__Task prompt__: Copy each record exactly and skip its pictures.

[Interface dataset entries]

**********

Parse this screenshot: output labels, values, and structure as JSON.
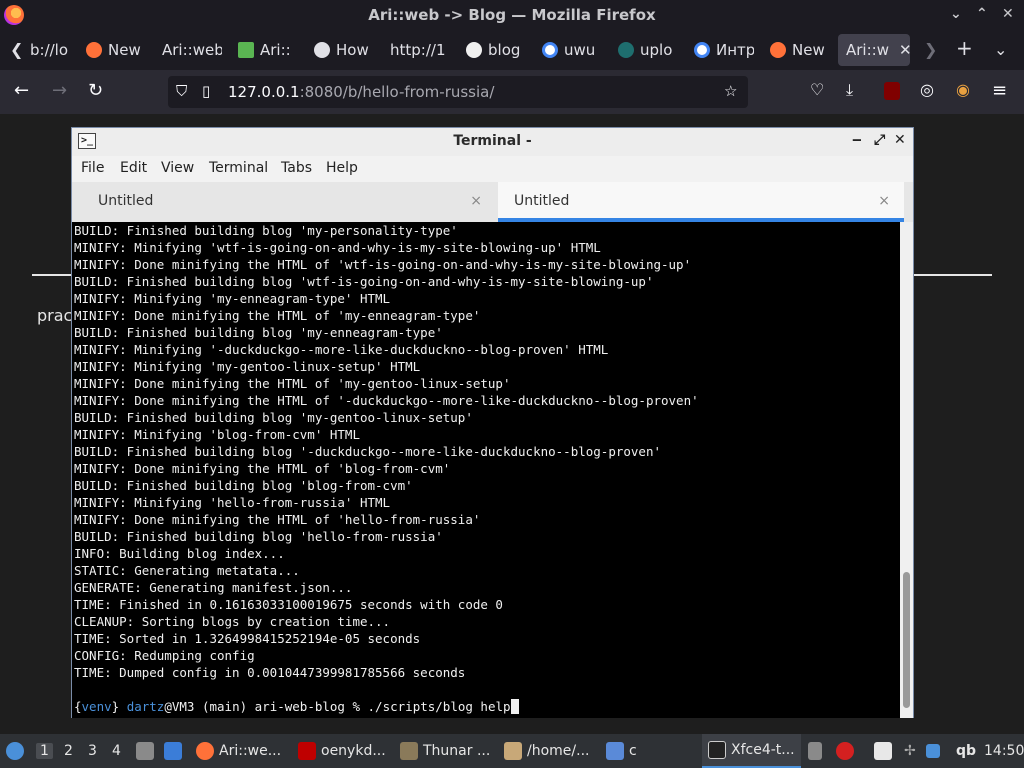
{
  "browser": {
    "title": "Ari::web -> Blog — Mozilla Firefox",
    "window_controls": [
      "⌄",
      "⌃",
      "✕"
    ],
    "tabs": [
      {
        "label": "b://lo",
        "icon": "none"
      },
      {
        "label": "New",
        "icon": "firefox-icon"
      },
      {
        "label": "Ari::web",
        "icon": "none"
      },
      {
        "label": "Ari::",
        "icon": "ari-icon"
      },
      {
        "label": "How",
        "icon": "how-icon"
      },
      {
        "label": "http://1",
        "icon": "none"
      },
      {
        "label": "blog",
        "icon": "github-icon"
      },
      {
        "label": "uwu",
        "icon": "google-icon"
      },
      {
        "label": "uplo",
        "icon": "upload-icon"
      },
      {
        "label": "Интр",
        "icon": "google-icon"
      },
      {
        "label": "New",
        "icon": "firefox-icon"
      },
      {
        "label": "Ari::w",
        "icon": "none",
        "active": true
      }
    ],
    "url_host": "127.0.0.1",
    "url_path": ":8080/b/hello-from-russia/",
    "page_fragment": "prac"
  },
  "terminal": {
    "title": "Terminal -",
    "menu": [
      "File",
      "Edit",
      "View",
      "Terminal",
      "Tabs",
      "Help"
    ],
    "tabs": [
      "Untitled",
      "Untitled"
    ],
    "output": [
      "BUILD: Finished building blog 'my-personality-type'",
      "MINIFY: Minifying 'wtf-is-going-on-and-why-is-my-site-blowing-up' HTML",
      "MINIFY: Done minifying the HTML of 'wtf-is-going-on-and-why-is-my-site-blowing-up'",
      "BUILD: Finished building blog 'wtf-is-going-on-and-why-is-my-site-blowing-up'",
      "MINIFY: Minifying 'my-enneagram-type' HTML",
      "MINIFY: Done minifying the HTML of 'my-enneagram-type'",
      "BUILD: Finished building blog 'my-enneagram-type'",
      "MINIFY: Minifying '-duckduckgo--more-like-duckduckno--blog-proven' HTML",
      "MINIFY: Minifying 'my-gentoo-linux-setup' HTML",
      "MINIFY: Done minifying the HTML of 'my-gentoo-linux-setup'",
      "MINIFY: Done minifying the HTML of '-duckduckgo--more-like-duckduckno--blog-proven'",
      "BUILD: Finished building blog 'my-gentoo-linux-setup'",
      "MINIFY: Minifying 'blog-from-cvm' HTML",
      "BUILD: Finished building blog '-duckduckgo--more-like-duckduckno--blog-proven'",
      "MINIFY: Done minifying the HTML of 'blog-from-cvm'",
      "BUILD: Finished building blog 'blog-from-cvm'",
      "MINIFY: Minifying 'hello-from-russia' HTML",
      "MINIFY: Done minifying the HTML of 'hello-from-russia'",
      "BUILD: Finished building blog 'hello-from-russia'",
      "INFO: Building blog index...",
      "STATIC: Generating metatata...",
      "GENERATE: Generating manifest.json...",
      "TIME: Finished in 0.16163033100019675 seconds with code 0",
      "CLEANUP: Sorting blogs by creation time...",
      "TIME: Sorted in 1.3264998415252194e-05 seconds",
      "CONFIG: Redumping config",
      "TIME: Dumped config in 0.0010447399981785566 seconds",
      ""
    ],
    "prompt": {
      "open": "{",
      "venv": "venv",
      "close": "}",
      "user": "dartz",
      "rest": "@VM3 (main) ari-web-blog % ./scripts/blog help"
    }
  },
  "taskbar": {
    "workspaces": [
      "1",
      "2",
      "3",
      "4"
    ],
    "windows": [
      {
        "label": "Ari::we...",
        "icon": "firefox-icon"
      },
      {
        "label": "oenykd...",
        "icon": "filezilla-icon"
      },
      {
        "label": "Thunar ...",
        "icon": "thunar-icon"
      },
      {
        "label": "/home/...",
        "icon": "archive-icon"
      },
      {
        "label": "c",
        "icon": "folder-icon"
      },
      {
        "label": "Xfce4-t...",
        "icon": "terminal-icon"
      }
    ],
    "tray_text": "qb",
    "clock": "14:50"
  }
}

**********

__Solution for this exercise__:
Parse this screenshot: output labels, values, and structure as JSON.
{
  "browser": {
    "title": "Ari::web -> Blog — Mozilla Firefox",
    "window_controls": [
      "⌄",
      "⌃",
      "✕"
    ],
    "tabs": [
      {
        "label": "b://lo",
        "icon": "none"
      },
      {
        "label": "New",
        "icon": "firefox-icon"
      },
      {
        "label": "Ari::web",
        "icon": "none"
      },
      {
        "label": "Ari::",
        "icon": "ari-icon"
      },
      {
        "label": "How",
        "icon": "how-icon"
      },
      {
        "label": "http://1",
        "icon": "none"
      },
      {
        "label": "blog",
        "icon": "github-icon"
      },
      {
        "label": "uwu",
        "icon": "google-icon"
      },
      {
        "label": "uplo",
        "icon": "upload-icon"
      },
      {
        "label": "Интр",
        "icon": "google-icon"
      },
      {
        "label": "New",
        "icon": "firefox-icon"
      },
      {
        "label": "Ari::w",
        "icon": "none",
        "active": true
      }
    ],
    "url_host": "127.0.0.1",
    "url_path": ":8080/b/hello-from-russia/",
    "page_fragment": "prac"
  },
  "terminal": {
    "title": "Terminal -",
    "menu": [
      "File",
      "Edit",
      "View",
      "Terminal",
      "Tabs",
      "Help"
    ],
    "tabs": [
      "Untitled",
      "Untitled"
    ],
    "output": [
      "BUILD: Finished building blog 'my-personality-type'",
      "MINIFY: Minifying 'wtf-is-going-on-and-why-is-my-site-blowing-up' HTML",
      "MINIFY: Done minifying the HTML of 'wtf-is-going-on-and-why-is-my-site-blowing-up'",
      "BUILD: Finished building blog 'wtf-is-going-on-and-why-is-my-site-blowing-up'",
      "MINIFY: Minifying 'my-enneagram-type' HTML",
      "MINIFY: Done minifying the HTML of 'my-enneagram-type'",
      "BUILD: Finished building blog 'my-enneagram-type'",
      "MINIFY: Minifying '-duckduckgo--more-like-duckduckno--blog-proven' HTML",
      "MINIFY: Minifying 'my-gentoo-linux-setup' HTML",
      "MINIFY: Done minifying the HTML of 'my-gentoo-linux-setup'",
      "MINIFY: Done minifying the HTML of '-duckduckgo--more-like-duckduckno--blog-proven'",
      "BUILD: Finished building blog 'my-gentoo-linux-setup'",
      "MINIFY: Minifying 'blog-from-cvm' HTML",
      "BUILD: Finished building blog '-duckduckgo--more-like-duckduckno--blog-proven'",
      "MINIFY: Done minifying the HTML of 'blog-from-cvm'",
      "BUILD: Finished building blog 'blog-from-cvm'",
      "MINIFY: Minifying 'hello-from-russia' HTML",
      "MINIFY: Done minifying the HTML of 'hello-from-russia'",
      "BUILD: Finished building blog 'hello-from-russia'",
      "INFO: Building blog index...",
      "STATIC: Generating metatata...",
      "GENERATE: Generating manifest.json...",
      "TIME: Finished in 0.16163033100019675 seconds with code 0",
      "CLEANUP: Sorting blogs by creation time...",
      "TIME: Sorted in 1.3264998415252194e-05 seconds",
      "CONFIG: Redumping config",
      "TIME: Dumped config in 0.0010447399981785566 seconds",
      ""
    ],
    "prompt": {
      "open": "{",
      "venv": "venv",
      "close": "}",
      "user": "dartz",
      "rest": "@VM3 (main) ari-web-blog % ./scripts/blog help"
    }
  },
  "taskbar": {
    "workspaces": [
      "1",
      "2",
      "3",
      "4"
    ],
    "windows": [
      {
        "label": "Ari::we...",
        "icon": "firefox-icon"
      },
      {
        "label": "oenykd...",
        "icon": "filezilla-icon"
      },
      {
        "label": "Thunar ...",
        "icon": "thunar-icon"
      },
      {
        "label": "/home/...",
        "icon": "archive-icon"
      },
      {
        "label": "c",
        "icon": "folder-icon"
      },
      {
        "label": "Xfce4-t...",
        "icon": "terminal-icon"
      }
    ],
    "tray_text": "qb",
    "clock": "14:50"
  }
}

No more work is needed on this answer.